At LOM, we have long admired America’s resiliency during these more challenging times and indeed have viewed the world’s largest economy as the “cleanest dirty shirt in the laundry bin.” But around the globe, other economies have finally begun to perk up and are quite possibly offering better value without the political uncertainty of what America’s new government may or may not be able to accomplish. Recent economic reports suggest countries in Europe, Asia, Japan and Australia have finally stabilized and are growing again. An underlying trend towards a synchronized global economic resurgence is good news for countries overseas with spare resources, most of which, unlike the U.S. are not yet raising interest rates.

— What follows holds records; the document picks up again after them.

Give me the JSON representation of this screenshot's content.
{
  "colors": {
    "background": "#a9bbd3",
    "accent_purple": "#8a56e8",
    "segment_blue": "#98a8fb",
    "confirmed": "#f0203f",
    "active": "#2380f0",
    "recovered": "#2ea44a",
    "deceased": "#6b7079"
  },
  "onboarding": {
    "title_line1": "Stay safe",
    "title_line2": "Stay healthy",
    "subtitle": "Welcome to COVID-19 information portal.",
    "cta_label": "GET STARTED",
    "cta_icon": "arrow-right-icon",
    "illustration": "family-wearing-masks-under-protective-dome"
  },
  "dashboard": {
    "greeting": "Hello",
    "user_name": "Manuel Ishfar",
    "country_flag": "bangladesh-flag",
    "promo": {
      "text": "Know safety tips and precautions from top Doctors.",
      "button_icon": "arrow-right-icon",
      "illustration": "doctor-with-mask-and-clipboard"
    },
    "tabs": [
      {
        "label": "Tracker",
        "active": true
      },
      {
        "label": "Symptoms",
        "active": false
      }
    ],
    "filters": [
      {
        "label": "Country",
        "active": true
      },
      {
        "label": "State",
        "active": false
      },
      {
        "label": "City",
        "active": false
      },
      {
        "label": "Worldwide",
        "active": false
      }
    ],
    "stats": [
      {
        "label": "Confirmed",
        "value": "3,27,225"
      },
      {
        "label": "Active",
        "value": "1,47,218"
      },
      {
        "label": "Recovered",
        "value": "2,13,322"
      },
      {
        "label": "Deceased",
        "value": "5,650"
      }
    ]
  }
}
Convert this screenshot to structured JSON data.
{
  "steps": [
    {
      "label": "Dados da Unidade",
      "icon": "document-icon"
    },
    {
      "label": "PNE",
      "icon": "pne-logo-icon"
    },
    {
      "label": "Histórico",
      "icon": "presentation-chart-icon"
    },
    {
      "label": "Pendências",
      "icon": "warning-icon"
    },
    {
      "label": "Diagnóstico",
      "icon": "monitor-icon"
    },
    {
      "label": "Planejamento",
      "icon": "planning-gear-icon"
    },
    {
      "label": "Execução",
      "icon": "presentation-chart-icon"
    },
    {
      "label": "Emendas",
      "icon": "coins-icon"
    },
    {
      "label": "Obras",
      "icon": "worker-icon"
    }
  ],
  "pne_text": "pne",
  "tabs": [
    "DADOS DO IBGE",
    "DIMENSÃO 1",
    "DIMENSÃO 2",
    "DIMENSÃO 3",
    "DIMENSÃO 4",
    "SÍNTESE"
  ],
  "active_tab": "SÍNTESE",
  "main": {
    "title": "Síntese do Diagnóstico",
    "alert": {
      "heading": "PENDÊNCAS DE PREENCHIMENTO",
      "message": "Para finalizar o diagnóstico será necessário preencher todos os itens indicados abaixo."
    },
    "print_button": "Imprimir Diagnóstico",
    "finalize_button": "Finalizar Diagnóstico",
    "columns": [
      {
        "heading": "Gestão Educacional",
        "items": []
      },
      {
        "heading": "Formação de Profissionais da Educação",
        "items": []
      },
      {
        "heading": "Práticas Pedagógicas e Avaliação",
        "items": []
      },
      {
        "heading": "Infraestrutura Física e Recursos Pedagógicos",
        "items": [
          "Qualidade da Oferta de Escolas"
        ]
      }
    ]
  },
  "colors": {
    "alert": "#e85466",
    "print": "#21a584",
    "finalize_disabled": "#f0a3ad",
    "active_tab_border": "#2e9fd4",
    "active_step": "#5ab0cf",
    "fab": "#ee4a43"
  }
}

Stronger global growth is helping boost corporate profits in the Euro zone, emerging markets and Japan.
Notwithstanding the challenging Brexit negotiations and potential for further populist backlashes, Europe appears to be on the upswing. The Euro zone flash purchasing manager survey just rose to its highest level in almost six years with the composite PMI registering a healthy reading of 56.7. From this robust level, economists extrapolate a growth on the continent approaching two percent, placing it within a half percent of the consensus expectations for U.S. forward progress. In a separate survey, unemployment in Germany, Europe’s largest labor market, fell to a post-reunification low of 5.8% in March.
It is important to consider the difference between what has been commonly referred to as the “Trump Trade” versus a much broader global reflation trend, which actually started months before America’s election. Already, many of the Trump Trade stocks, such as infrastructure-related companies and banks have traded well off their highs as doubts grow about the President’s ability to fulfill his campaign promises. At the same time, Europe and many parts of Asia are continuing to improve and certainly the better economic picture across these countries cannot be attributed to confidence in America’s political leadership.
Investors disappointed by the underperformance of more globally-positioned equity investment funds compared to the S&P 500 should not be discouraged. International allocations still provide important diversification benefits for U.S. dollar-based investors, including most Bermuda residents.
After years of reaping the rewards of being overweight U.S. stocks in most of our investment strategies we have begun to tilt towards some of the healthier international equity markets. It is our belief that a reversion back to the historical long term averages should provide meaningful additional investment returns if current trends persist.